So let me go back to level 1 furniture. And, those are just a few examples where you might choose to use the hide by element. Now let's say that work is progressing and then, for whatever reason, you decide you need to work on that facade and you'd like to get that section displayed again. How do you get it back? Okay, we didn't delete it so it's still there., but it's hidden. And, unlike temporary hide, when you close the file and reopen it, it'll still be hidden. This is a permanent hide. So, if you want to restore something you've previously hidden then you have to go to the reveal element mode. You get to the reveal elements mode on the view control bar, right next to the sunglasses.
So it's the small little light bulb icon right here. When I click that, it;ll put this reddish-pink border around the screen and all of the previously hidden elements will appear in that same reddish-pink color. So, if I wanted to bring this section mark back, I just simply select it and then up here on the ribbon you'll see there's an unhide element button. Now, notice that previously hidden categories also appear here as well. So, in this case, it's showing me that the electrical fixtures category is actually a hidden category in this view. So, if I wanted to unhide that category, I could select anyone of the elements and unhide that category.
In this case, I'm going to leave them hidden. When you're done restoring the display of any of the hidden elements you can toggle off the mode, you can either click the light bulb here again, like you did to get into the mode, or you can use this large button right here to toggle it off to get back to the main display of your view. So, whenever you want to just get something out of the way temporarily while your working, to get rid of some of the clutter on screen, you're going to use the temporary hide and isolate modes. Those are available on the small little sunglasses popup on the view control bar.
Whenever you want to hide something permanently, but you can to it by category, you can hide it by element. I do encourage you to hide by element sparingly. So, try not to get carried away and hide everything by element. By category is always a little bit nicer. But, when you can't get the job done by category, it's certainly appropriate to use hide by element.
First, get comfortable with the Revit environment, and learn to set up a project and add the grids, levels, and dimensions that will anchor your design. Then author Paul F. Aubin helps you dive into modeling: adding walls, doors, and windows; using joins and constraints; creating and mirroring groups; linking to external assets and DWG files; and modeling floors, roofs, and ceilings.
Paul also shows advanced techniques for modeling stairs and complex walls, adding rooms, and creating schedules. Finally, discover how to annotate your drawings so all the components are clearly understood, and learn how to output sheets to DWF, PDF, or AutoCAD.
- Understanding BIM and the Revit element hierarchy
- Navigating views
- Creating a new project from a template
- Adding walls, doors, and windows
- Adding plumbing fixtures and other components
- Linking AutoCAD DWG files
- Rotating and aligning Revit links
- Working with footprint and extrusion roofs
- Adding openings
- Adding railings and extensions to stairs
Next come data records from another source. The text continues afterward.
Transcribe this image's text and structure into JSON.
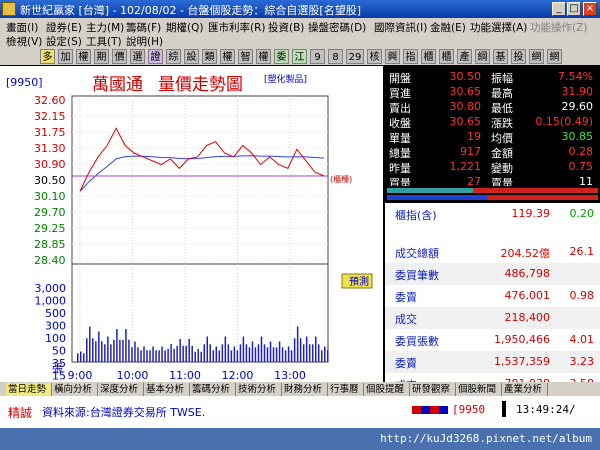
{
  "window": {
    "title": "新世紀贏家 [台灣] - 102/08/02 - 台盤個股走勢：綜合自選股[名望股]"
  },
  "menu": {
    "row1": [
      "畫面(I)",
      "證券(E)",
      "主力(M)",
      "籌碼(F)",
      "期權(Q)",
      "匯市利率(R)",
      "投資(B)",
      "操盤密碼(D)",
      "國際資訊(I)",
      "金融(E)",
      "功能選擇(A)",
      "功能操作(Z)"
    ],
    "row2": [
      "檢視(V)",
      "設定(S)",
      "工具(T)",
      "說明(H)"
    ]
  },
  "toolbar": {
    "buttons": [
      "多",
      "加",
      "權",
      "期",
      "價",
      "選",
      "證",
      "綜",
      "設",
      "類",
      "權",
      "智",
      "權",
      "委",
      "江",
      "9",
      "8",
      "29",
      "核",
      "興",
      "指",
      "櫃",
      "櫃",
      "產",
      "綱",
      "基",
      "投",
      "網",
      "網"
    ]
  },
  "chart": {
    "code": "[9950]",
    "name": "萬國通",
    "title": "量價走勢圖",
    "tag": "[塑化製品]",
    "ref_tag": "(櫃檯)",
    "forecast_label": "預測",
    "vol_unit": "張",
    "price_ticks": [
      "32.60",
      "32.15",
      "31.75",
      "31.30",
      "30.90",
      "30.50",
      "30.10",
      "29.70",
      "29.25",
      "28.85",
      "28.40"
    ],
    "vol_ticks": [
      "3,000",
      "1,000",
      "500",
      "300",
      "100",
      "50",
      "35",
      "15"
    ],
    "time_ticks": [
      "9:00",
      "10:00",
      "11:00",
      "12:00",
      "13:00"
    ]
  },
  "chart_data": {
    "type": "line",
    "x": [
      "9:00",
      "9:10",
      "9:20",
      "9:30",
      "9:40",
      "9:50",
      "10:00",
      "10:10",
      "10:20",
      "10:30",
      "10:40",
      "10:50",
      "11:00",
      "11:10",
      "11:20",
      "11:30",
      "11:40",
      "11:50",
      "12:00",
      "12:10",
      "12:20",
      "12:30",
      "12:40",
      "12:50",
      "13:00",
      "13:10",
      "13:20",
      "13:30"
    ],
    "series": [
      {
        "values": [
          30.1,
          30.6,
          31.0,
          31.3,
          31.75,
          31.3,
          31.1,
          31.0,
          30.9,
          30.8,
          30.95,
          30.7,
          30.95,
          31.0,
          31.3,
          31.4,
          31.1,
          31.0,
          31.3,
          31.1,
          30.8,
          31.0,
          30.8,
          30.7,
          31.2,
          30.9,
          30.6,
          30.5
        ]
      }
    ],
    "ref_price": 30.5,
    "ylim": [
      28.4,
      32.6
    ]
  },
  "quote": {
    "rows": [
      {
        "l1": "開盤",
        "v1": "30.50",
        "l2": "振幅",
        "v2": "7.54%"
      },
      {
        "l1": "買進",
        "v1": "30.65",
        "l2": "最高",
        "v2": "31.90"
      },
      {
        "l1": "賣出",
        "v1": "30.80",
        "l2": "最低",
        "v2": "29.60"
      },
      {
        "l1": "收盤",
        "v1": "30.65",
        "l2": "漲跌",
        "v2": "0.15(0.49)"
      },
      {
        "l1": "單量",
        "v1": "19",
        "l2": "均價",
        "v2": "30.85"
      },
      {
        "l1": "總量",
        "v1": "917",
        "l2": "金額",
        "v2": "0.28"
      },
      {
        "l1": "昨量",
        "v1": "1,221",
        "l2": "變動",
        "v2": "0.75"
      },
      {
        "l1": "買量",
        "v1": "27",
        "l2": "賣量",
        "v2": "11"
      }
    ]
  },
  "lower": {
    "header": {
      "label": "櫃指(含)",
      "value": "119.39",
      "right": "0.20"
    },
    "rows": [
      {
        "label": "成交總額",
        "value": "204.52億",
        "right": "26.1"
      },
      {
        "label": "委買筆數",
        "value": "486,798",
        "right": ""
      },
      {
        "label": "委賣",
        "value": "476,001",
        "right": "0.98"
      },
      {
        "label": "成交",
        "value": "218,400",
        "right": ""
      },
      {
        "label": "委買張數",
        "value": "1,950,466",
        "right": "4.01"
      },
      {
        "label": "委賣",
        "value": "1,537,359",
        "right": "3.23"
      },
      {
        "label": "成交",
        "value": "781,938",
        "right": "3.58"
      }
    ]
  },
  "tabs": [
    "當日走勢",
    "橫向分析",
    "深度分析",
    "基本分析",
    "籌碼分析",
    "技術分析",
    "財務分析",
    "行事曆",
    "個股提醒",
    "研發觀察",
    "個股新聞",
    "產業分析"
  ],
  "status": {
    "label": "精誠",
    "source": "資料來源:台灣證券交易所 TWSE.",
    "code": "[9950",
    "time": "13:49:24/"
  },
  "watermark": "http://kuJd3268.pixnet.net/album",
  "colors": {
    "price_line": "#e00000",
    "avg_line": "#3040ff",
    "ref_line": "#a040c0",
    "vol_bar": "#2020c0"
  }
}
- Creating stacked and curtain walls
- Hiding and isolating objects
- Adding rooms
- Creating schedule views and tags
- Adding text and dimensions
- Creating new families
- Using reference planes, parameters, and constraints
- Plotting and creating a PDF